HMGA1 down-regulation is crucial for chromatin composition and a gene expression profile permitting myogenic differentiation
1 Department of Biological Sciences, National University of Singapore, 14 Science Drive 4, Block S1A, Level 6, 117543, Singapore
2 Biocenter, University of Wuerzburg, Am Hubland, D-97074 Wuerzburg, Germany
BMC Cell Biology 2010, 11:64 doi:10.1186/1471-2121-11-64Published: 11 August 2010
High mobility group A (HMGA) proteins regulate gene transcription through architectural modulation of chromatin and the formation of multi-protein complexes on promoter/enhancer regions.

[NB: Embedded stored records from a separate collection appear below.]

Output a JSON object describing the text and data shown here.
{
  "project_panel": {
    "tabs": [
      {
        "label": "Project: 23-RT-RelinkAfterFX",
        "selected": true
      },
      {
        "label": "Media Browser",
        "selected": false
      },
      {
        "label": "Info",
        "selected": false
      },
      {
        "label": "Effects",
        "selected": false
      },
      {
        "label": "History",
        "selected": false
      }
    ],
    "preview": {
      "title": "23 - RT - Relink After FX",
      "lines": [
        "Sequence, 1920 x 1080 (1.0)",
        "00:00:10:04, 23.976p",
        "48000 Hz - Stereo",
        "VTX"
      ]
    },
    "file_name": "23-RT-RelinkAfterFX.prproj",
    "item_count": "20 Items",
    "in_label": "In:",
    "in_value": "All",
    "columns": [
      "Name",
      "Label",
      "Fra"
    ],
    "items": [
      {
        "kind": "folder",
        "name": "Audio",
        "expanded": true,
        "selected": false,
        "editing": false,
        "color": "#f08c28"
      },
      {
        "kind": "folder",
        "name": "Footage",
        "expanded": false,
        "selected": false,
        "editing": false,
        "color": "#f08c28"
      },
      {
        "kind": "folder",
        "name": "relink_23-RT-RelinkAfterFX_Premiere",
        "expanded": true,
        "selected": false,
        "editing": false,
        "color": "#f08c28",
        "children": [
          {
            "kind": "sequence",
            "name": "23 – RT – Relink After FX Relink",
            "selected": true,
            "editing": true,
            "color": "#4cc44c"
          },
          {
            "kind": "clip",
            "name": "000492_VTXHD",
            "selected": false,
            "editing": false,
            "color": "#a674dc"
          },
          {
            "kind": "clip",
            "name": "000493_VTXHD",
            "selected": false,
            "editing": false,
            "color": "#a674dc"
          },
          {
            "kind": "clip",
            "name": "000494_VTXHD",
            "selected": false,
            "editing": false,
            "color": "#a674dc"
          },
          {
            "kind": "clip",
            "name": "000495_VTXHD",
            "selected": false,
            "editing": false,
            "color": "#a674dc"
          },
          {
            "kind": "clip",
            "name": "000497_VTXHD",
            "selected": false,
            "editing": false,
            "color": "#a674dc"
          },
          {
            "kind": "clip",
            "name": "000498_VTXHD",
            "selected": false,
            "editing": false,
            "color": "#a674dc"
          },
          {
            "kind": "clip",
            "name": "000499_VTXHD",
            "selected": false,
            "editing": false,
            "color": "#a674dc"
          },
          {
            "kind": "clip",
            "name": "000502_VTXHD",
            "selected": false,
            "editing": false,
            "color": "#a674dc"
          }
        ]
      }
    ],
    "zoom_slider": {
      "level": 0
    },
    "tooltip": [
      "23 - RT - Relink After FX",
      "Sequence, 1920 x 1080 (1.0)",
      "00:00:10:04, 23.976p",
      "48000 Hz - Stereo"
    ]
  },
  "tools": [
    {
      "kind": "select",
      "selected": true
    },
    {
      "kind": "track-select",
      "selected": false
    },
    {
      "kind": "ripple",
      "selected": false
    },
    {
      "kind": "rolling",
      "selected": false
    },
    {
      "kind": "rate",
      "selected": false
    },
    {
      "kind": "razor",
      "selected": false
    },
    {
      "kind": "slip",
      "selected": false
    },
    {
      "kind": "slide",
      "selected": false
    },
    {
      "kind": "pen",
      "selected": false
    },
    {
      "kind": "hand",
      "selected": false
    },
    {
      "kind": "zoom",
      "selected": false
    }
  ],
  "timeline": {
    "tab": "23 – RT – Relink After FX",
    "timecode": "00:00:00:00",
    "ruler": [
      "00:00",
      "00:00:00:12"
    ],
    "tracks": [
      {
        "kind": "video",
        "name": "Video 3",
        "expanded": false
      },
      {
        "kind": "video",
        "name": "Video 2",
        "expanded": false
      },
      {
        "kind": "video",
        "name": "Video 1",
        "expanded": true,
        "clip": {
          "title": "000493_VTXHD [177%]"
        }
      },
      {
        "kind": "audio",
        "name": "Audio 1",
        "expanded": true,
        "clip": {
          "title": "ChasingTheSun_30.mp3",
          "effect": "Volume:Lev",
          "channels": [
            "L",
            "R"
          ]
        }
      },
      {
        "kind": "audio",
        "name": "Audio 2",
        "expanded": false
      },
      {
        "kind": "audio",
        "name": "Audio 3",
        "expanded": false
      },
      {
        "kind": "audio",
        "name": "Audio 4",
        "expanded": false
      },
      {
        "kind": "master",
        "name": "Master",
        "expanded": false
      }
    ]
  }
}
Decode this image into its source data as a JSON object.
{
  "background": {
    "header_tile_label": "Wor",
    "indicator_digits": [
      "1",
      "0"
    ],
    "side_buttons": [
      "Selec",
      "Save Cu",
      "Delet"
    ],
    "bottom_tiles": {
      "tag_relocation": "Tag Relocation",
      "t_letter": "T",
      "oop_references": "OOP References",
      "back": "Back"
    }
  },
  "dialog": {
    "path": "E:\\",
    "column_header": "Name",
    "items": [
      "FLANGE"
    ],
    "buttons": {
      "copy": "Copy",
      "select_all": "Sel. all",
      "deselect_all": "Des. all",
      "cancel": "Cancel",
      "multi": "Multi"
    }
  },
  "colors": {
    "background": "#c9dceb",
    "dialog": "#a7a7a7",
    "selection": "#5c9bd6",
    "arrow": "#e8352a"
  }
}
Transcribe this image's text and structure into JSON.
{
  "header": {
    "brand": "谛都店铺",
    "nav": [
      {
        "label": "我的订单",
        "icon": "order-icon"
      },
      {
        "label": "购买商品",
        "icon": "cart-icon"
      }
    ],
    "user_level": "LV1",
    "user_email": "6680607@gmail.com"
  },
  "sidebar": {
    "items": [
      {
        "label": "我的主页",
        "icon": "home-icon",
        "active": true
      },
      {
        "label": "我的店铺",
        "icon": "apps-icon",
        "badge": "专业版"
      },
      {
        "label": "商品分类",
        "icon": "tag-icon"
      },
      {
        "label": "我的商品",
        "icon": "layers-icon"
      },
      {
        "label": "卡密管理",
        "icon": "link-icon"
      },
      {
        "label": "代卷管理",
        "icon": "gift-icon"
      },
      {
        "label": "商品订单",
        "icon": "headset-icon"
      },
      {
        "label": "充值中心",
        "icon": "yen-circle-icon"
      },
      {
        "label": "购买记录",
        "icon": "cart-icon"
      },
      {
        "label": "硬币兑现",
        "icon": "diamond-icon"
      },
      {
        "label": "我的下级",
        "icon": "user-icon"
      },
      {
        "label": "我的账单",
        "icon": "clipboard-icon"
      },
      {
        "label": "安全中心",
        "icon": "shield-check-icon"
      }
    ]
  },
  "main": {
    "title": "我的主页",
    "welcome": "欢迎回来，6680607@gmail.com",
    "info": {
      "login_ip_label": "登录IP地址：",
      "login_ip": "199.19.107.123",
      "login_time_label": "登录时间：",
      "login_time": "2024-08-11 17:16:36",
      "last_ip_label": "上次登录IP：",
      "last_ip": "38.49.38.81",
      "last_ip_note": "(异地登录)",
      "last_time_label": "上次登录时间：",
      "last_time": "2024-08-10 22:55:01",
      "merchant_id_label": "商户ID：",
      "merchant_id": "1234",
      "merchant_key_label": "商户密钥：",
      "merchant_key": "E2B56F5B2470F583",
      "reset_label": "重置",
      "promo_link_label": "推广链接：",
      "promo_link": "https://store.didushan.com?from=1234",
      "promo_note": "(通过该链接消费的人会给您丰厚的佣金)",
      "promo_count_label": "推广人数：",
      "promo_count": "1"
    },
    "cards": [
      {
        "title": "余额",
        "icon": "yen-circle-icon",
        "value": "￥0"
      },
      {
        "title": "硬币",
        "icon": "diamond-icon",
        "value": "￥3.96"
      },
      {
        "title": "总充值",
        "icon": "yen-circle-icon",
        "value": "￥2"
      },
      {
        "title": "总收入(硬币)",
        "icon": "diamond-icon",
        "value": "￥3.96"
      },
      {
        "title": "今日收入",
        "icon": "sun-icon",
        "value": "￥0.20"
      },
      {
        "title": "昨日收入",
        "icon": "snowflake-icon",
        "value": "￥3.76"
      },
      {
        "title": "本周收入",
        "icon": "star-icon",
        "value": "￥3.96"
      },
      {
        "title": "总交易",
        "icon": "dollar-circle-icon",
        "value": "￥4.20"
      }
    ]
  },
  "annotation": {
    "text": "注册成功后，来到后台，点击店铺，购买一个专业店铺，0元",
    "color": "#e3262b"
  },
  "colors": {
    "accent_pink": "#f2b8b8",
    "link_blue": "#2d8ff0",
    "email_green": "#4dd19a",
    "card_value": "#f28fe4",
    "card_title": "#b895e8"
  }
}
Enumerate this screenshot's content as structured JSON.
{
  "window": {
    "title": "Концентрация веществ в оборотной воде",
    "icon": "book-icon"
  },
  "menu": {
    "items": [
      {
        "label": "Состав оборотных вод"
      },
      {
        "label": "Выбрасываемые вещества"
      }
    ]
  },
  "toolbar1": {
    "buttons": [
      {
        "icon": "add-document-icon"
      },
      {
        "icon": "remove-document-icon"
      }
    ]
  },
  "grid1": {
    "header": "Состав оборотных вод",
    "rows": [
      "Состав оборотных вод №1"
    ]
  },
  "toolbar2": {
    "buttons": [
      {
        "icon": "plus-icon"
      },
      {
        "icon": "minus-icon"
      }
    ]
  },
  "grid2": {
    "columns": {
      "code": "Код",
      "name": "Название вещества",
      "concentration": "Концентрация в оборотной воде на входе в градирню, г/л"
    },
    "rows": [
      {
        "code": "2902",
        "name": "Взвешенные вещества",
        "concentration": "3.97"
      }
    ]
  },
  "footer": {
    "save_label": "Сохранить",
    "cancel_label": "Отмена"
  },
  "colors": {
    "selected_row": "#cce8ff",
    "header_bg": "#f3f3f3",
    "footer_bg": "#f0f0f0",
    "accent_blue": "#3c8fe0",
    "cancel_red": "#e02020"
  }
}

Differential expression of HMGA variants has been found to be important for distinct differentiation processes and deregulated expression was linked to several disorders. Here we used mouse C2C12 myoblasts and C2C12 cells stably over-expressing HMGA1a-eGFP to study the impact of deregulated HMGA1 expression levels on cellular differentiation.
We found that induction of the myogenic or osteogenic program of C2C12 cells caused an immediate down-regulation of HMGA1. In contrast to wild type C2C12 cells, an engineered cell line with stable over-expression of HMGA1a-eGFP failed to differentiate into myotubes. Immunolocalization studies demonstrated that sustained HMGA1a-eGFP expression prevented myotube formation and chromatin reorganization that normally accompanies differentiation. Western Blot analyses showed that elevated HMGA1a-eGFP levels affected chromatin composition through either down-regulation of histone H1 or premature expression of MeCP2. RT-PCR analyses further revealed that sustained HMGA1a expression also affected myogenic gene expression and caused either down-regulation of genes such as MyoD, myogenin, Igf1, Igf2, Igfbp1-3 or up-regulation of the transcriptional repressor Msx1. Interestingly, siRNA experiments demonstrated that knock-down of HMGA1a was required and sufficient to reactivate the myogenic program in induced HMGA1a over-expressing cells.
Our data demonstrate that HMGA1 down-regulation after induction is required to initiate the myogenic program in C2C12 cells. Sustained HMGA1a expression after induction prevents expression of key myogenic factors. This may be due to specific gene regulation and/or global effects on chromatin. Our data further corroborate that altered HMGA1 levels influence the expression of other chromatin proteins. Thus, HMGA1 is able to establish a specific chromatin composition. This work contributes to the understanding of how differential HMGA1 expression is involved in chromatin organization during cellular differentiation processes and it may help to comprehend effects of HMGA1 over-expression occurring in malign or benign tumours.